Exercise material ::
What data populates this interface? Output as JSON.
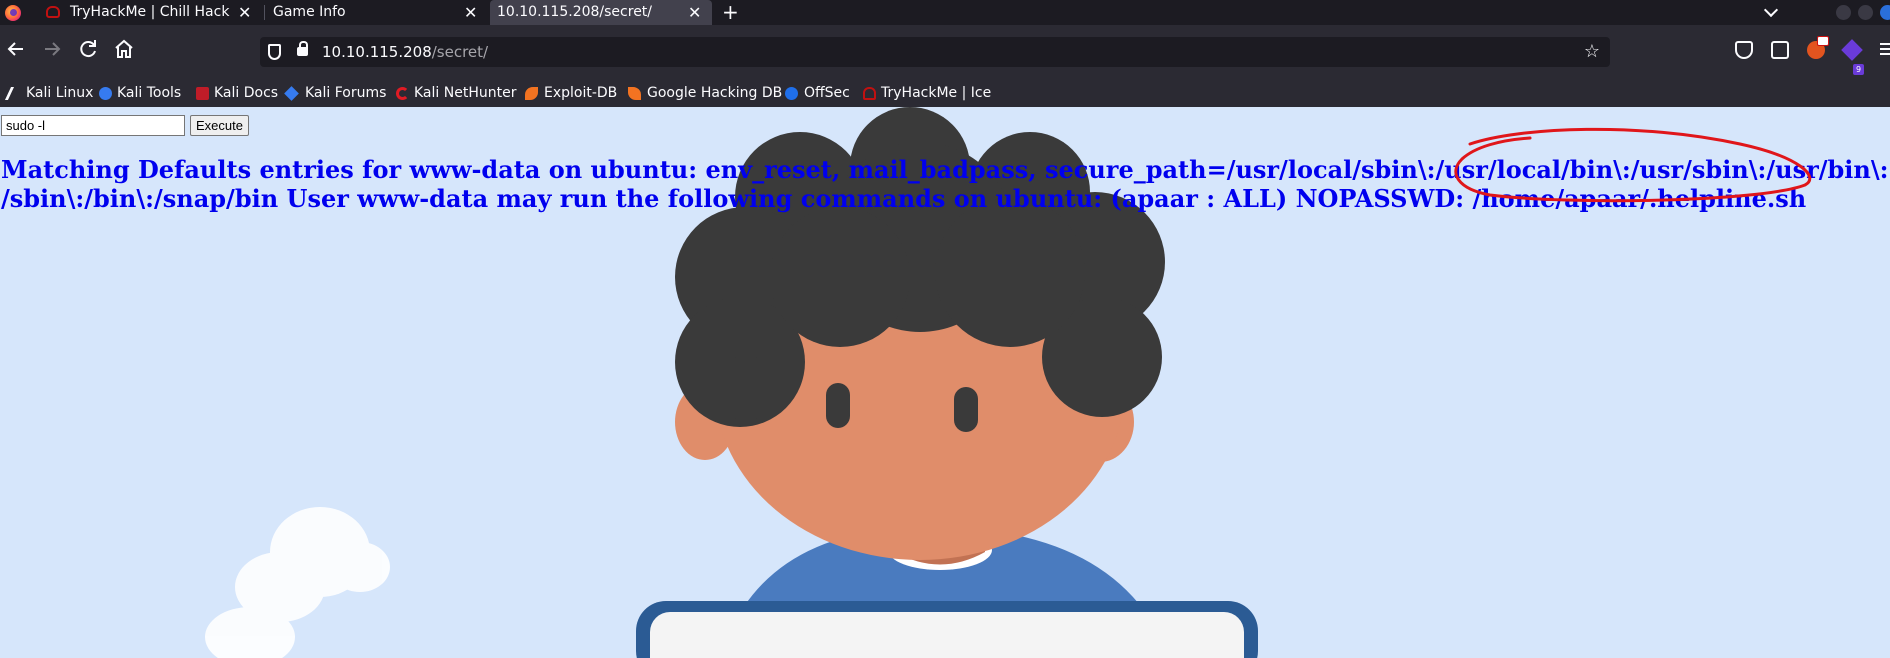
{
  "browser": {
    "tabs": [
      {
        "title": "TryHackMe | Chill Hack",
        "favicon": "tryhackme-icon",
        "active": false
      },
      {
        "title": "Game Info",
        "favicon": "",
        "active": false
      },
      {
        "title": "10.10.115.208/secret/",
        "favicon": "",
        "active": true
      }
    ],
    "close_glyph": "✕",
    "new_tab_glyph": "+",
    "url": {
      "host": "10.10.115.208",
      "path": "/secret/"
    },
    "bookmarks": [
      {
        "label": "Kali Linux",
        "icon": "kali-linux-icon"
      },
      {
        "label": "Kali Tools",
        "icon": "kali-tools-icon"
      },
      {
        "label": "Kali Docs",
        "icon": "kali-docs-icon"
      },
      {
        "label": "Kali Forums",
        "icon": "kali-forums-icon"
      },
      {
        "label": "Kali NetHunter",
        "icon": "kali-nethunter-icon"
      },
      {
        "label": "Exploit-DB",
        "icon": "exploit-db-icon"
      },
      {
        "label": "Google Hacking DB",
        "icon": "google-hacking-db-icon"
      },
      {
        "label": "OffSec",
        "icon": "offsec-icon"
      },
      {
        "label": "TryHackMe | Ice",
        "icon": "tryhackme-icon"
      }
    ],
    "extension_badge": "9",
    "colors": {
      "tab_bar": "#1c1b22",
      "toolbar": "#2b2a33",
      "active_tab": "#42414d",
      "text": "#fbfbfe"
    }
  },
  "page": {
    "command_value": "sudo -l",
    "execute_label": "Execute",
    "output_lines": [
      "Matching Defaults entries for www-data on ubuntu: env_reset, mail_badpass, secure_path=/usr/local/sbin\\:/usr/local/bin\\:/usr/sbin\\:/usr/bin\\:",
      "/sbin\\:/bin\\:/snap/bin User www-data may run the following commands on ubuntu: (apaar : ALL) NOPASSWD: /home/apaar/.helpline.sh"
    ],
    "colors": {
      "background": "#d6e6fb",
      "output_text": "#0000ee",
      "annotation": "#e0161a"
    }
  }
}
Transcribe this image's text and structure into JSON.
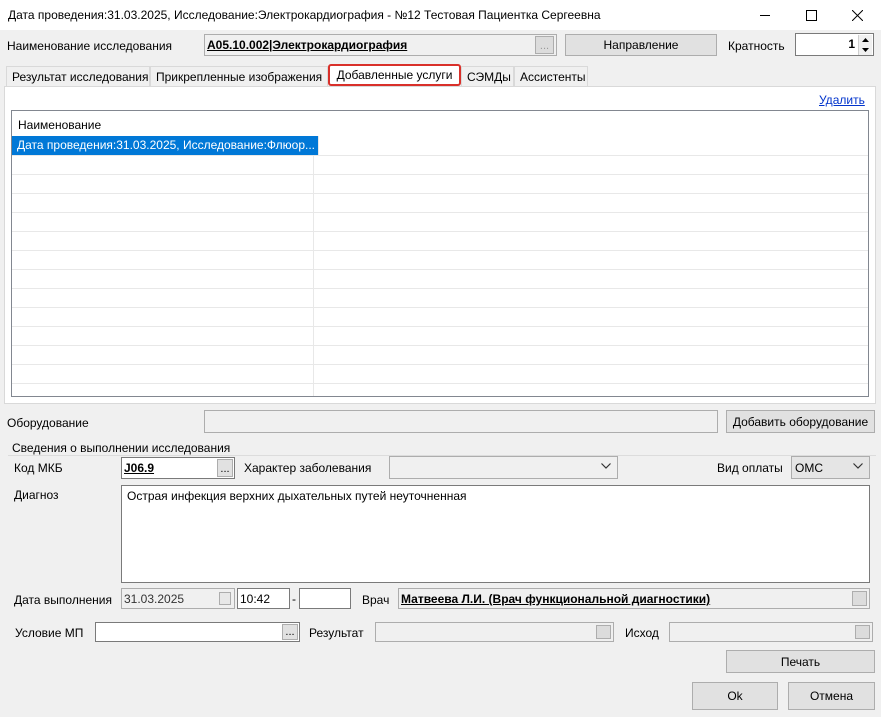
{
  "window": {
    "title": "Дата проведения:31.03.2025, Исследование:Электрокардиография - №12 Тестовая Пациентка Сергеевна"
  },
  "header": {
    "study_name_label": "Наименование исследования",
    "study_name_value": "A05.10.002|Электрокардиография",
    "direction_button": "Направление",
    "multiplicity_label": "Кратность",
    "multiplicity_value": "1"
  },
  "tabs": [
    {
      "label": "Результат исследования"
    },
    {
      "label": "Прикрепленные изображения"
    },
    {
      "label": "Добавленные услуги"
    },
    {
      "label": "СЭМДы"
    },
    {
      "label": "Ассистенты"
    }
  ],
  "active_tab": "Добавленные услуги",
  "services": {
    "delete_link": "Удалить",
    "column_header": "Наименование",
    "rows": [
      "Дата проведения:31.03.2025, Исследование:Флюор..."
    ]
  },
  "equipment": {
    "label": "Оборудование",
    "value": "",
    "add_button": "Добавить оборудование"
  },
  "execution": {
    "group_title": "Сведения о выполнении исследования",
    "mkb_label": "Код МКБ",
    "mkb_value": "J06.9",
    "disease_character_label": "Характер заболевания",
    "disease_character_value": "",
    "payment_label": "Вид оплаты",
    "payment_value": "ОМС",
    "diagnosis_label": "Диагноз",
    "diagnosis_value": "Острая инфекция верхних дыхательных путей неуточненная",
    "date_label": "Дата выполнения",
    "date_value": "31.03.2025",
    "time_from": "10:42",
    "time_separator": "-",
    "time_to": "",
    "doctor_label": "Врач",
    "doctor_value": "Матвеева Л.И. (Врач функциональной диагностики)"
  },
  "bottom": {
    "condition_label": "Условие МП",
    "condition_value": "",
    "result_label": "Результат",
    "result_value": "",
    "outcome_label": "Исход",
    "outcome_value": "",
    "print_button": "Печать",
    "ok_button": "Ok",
    "cancel_button": "Отмена"
  }
}
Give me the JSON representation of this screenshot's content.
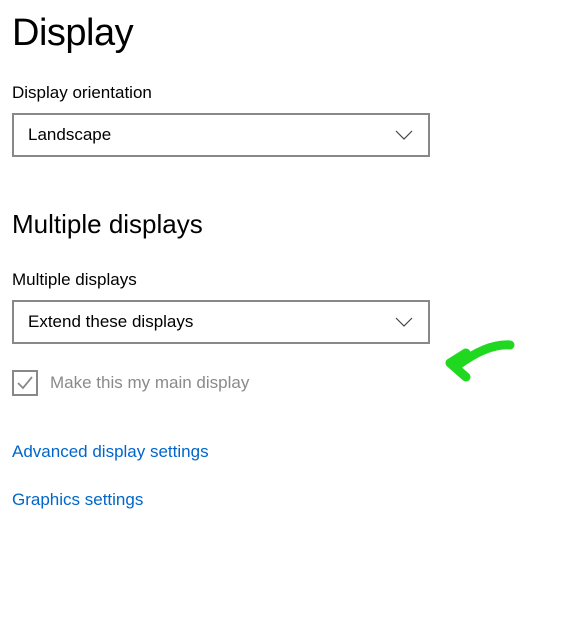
{
  "page": {
    "title": "Display"
  },
  "orientation": {
    "label": "Display orientation",
    "value": "Landscape"
  },
  "multiple_displays": {
    "heading": "Multiple displays",
    "label": "Multiple displays",
    "value": "Extend these displays"
  },
  "main_display": {
    "label": "Make this my main display"
  },
  "links": {
    "advanced": "Advanced display settings",
    "graphics": "Graphics settings"
  }
}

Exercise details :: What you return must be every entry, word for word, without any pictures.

Task result ::
What data populates this interface? Output as JSON.
{
  "browser": {
    "tabs": [
      {
        "title": "TryHackMe | Chill Hack",
        "favicon": "tryhackme-icon",
        "active": false
      },
      {
        "title": "Game Info",
        "favicon": "",
        "active": false
      },
      {
        "title": "10.10.115.208/secret/",
        "favicon": "",
        "active": true
      }
    ],
    "close_glyph": "✕",
    "new_tab_glyph": "+",
    "url": {
      "host": "10.10.115.208",
      "path": "/secret/"
    },
    "bookmarks": [
      {
        "label": "Kali Linux",
        "icon": "kali-linux-icon"
      },
      {
        "label": "Kali Tools",
        "icon": "kali-tools-icon"
      },
      {
        "label": "Kali Docs",
        "icon": "kali-docs-icon"
      },
      {
        "label": "Kali Forums",
        "icon": "kali-forums-icon"
      },
      {
        "label": "Kali NetHunter",
        "icon": "kali-nethunter-icon"
      },
      {
        "label": "Exploit-DB",
        "icon": "exploit-db-icon"
      },
      {
        "label": "Google Hacking DB",
        "icon": "google-hacking-db-icon"
      },
      {
        "label": "OffSec",
        "icon": "offsec-icon"
      },
      {
        "label": "TryHackMe | Ice",
        "icon": "tryhackme-icon"
      }
    ],
    "extension_badge": "9",
    "colors": {
      "tab_bar": "#1c1b22",
      "toolbar": "#2b2a33",
      "active_tab": "#42414d",
      "text": "#fbfbfe"
    }
  },
  "page": {
    "command_value": "sudo -l",
    "execute_label": "Execute",
    "output_lines": [
      "Matching Defaults entries for www-data on ubuntu: env_reset, mail_badpass, secure_path=/usr/local/sbin\\:/usr/local/bin\\:/usr/sbin\\:/usr/bin\\:",
      "/sbin\\:/bin\\:/snap/bin User www-data may run the following commands on ubuntu: (apaar : ALL) NOPASSWD: /home/apaar/.helpline.sh"
    ],
    "colors": {
      "background": "#d6e6fb",
      "output_text": "#0000ee",
      "annotation": "#e0161a"
    }
  }
}
Transcribe this image's text and structure into JSON.
{
  "window": {
    "title": "Дата проведения:31.03.2025, Исследование:Электрокардиография - №12 Тестовая Пациентка Сергеевна"
  },
  "header": {
    "study_name_label": "Наименование исследования",
    "study_name_value": "A05.10.002|Электрокардиография",
    "direction_button": "Направление",
    "multiplicity_label": "Кратность",
    "multiplicity_value": "1"
  },
  "tabs": [
    {
      "label": "Результат исследования"
    },
    {
      "label": "Прикрепленные изображения"
    },
    {
      "label": "Добавленные услуги"
    },
    {
      "label": "СЭМДы"
    },
    {
      "label": "Ассистенты"
    }
  ],
  "active_tab": "Добавленные услуги",
  "services": {
    "delete_link": "Удалить",
    "column_header": "Наименование",
    "rows": [
      "Дата проведения:31.03.2025, Исследование:Флюор..."
    ]
  },
  "equipment": {
    "label": "Оборудование",
    "value": "",
    "add_button": "Добавить оборудование"
  },
  "execution": {
    "group_title": "Сведения о выполнении исследования",
    "mkb_label": "Код МКБ",
    "mkb_value": "J06.9",
    "disease_character_label": "Характер заболевания",
    "disease_character_value": "",
    "payment_label": "Вид оплаты",
    "payment_value": "ОМС",
    "diagnosis_label": "Диагноз",
    "diagnosis_value": "Острая инфекция верхних дыхательных путей неуточненная",
    "date_label": "Дата выполнения",
    "date_value": "31.03.2025",
    "time_from": "10:42",
    "time_separator": "-",
    "time_to": "",
    "doctor_label": "Врач",
    "doctor_value": "Матвеева Л.И. (Врач функциональной диагностики)"
  },
  "bottom": {
    "condition_label": "Условие МП",
    "condition_value": "",
    "result_label": "Результат",
    "result_value": "",
    "outcome_label": "Исход",
    "outcome_value": "",
    "print_button": "Печать",
    "ok_button": "Ok",
    "cancel_button": "Отмена"
  }
}
Give me the JSON representation of this screenshot's content.
{
  "page": {
    "title": "Display"
  },
  "orientation": {
    "label": "Display orientation",
    "value": "Landscape"
  },
  "multiple_displays": {
    "heading": "Multiple displays",
    "label": "Multiple displays",
    "value": "Extend these displays"
  },
  "main_display": {
    "label": "Make this my main display"
  },
  "links": {
    "advanced": "Advanced display settings",
    "graphics": "Graphics settings"
  }
}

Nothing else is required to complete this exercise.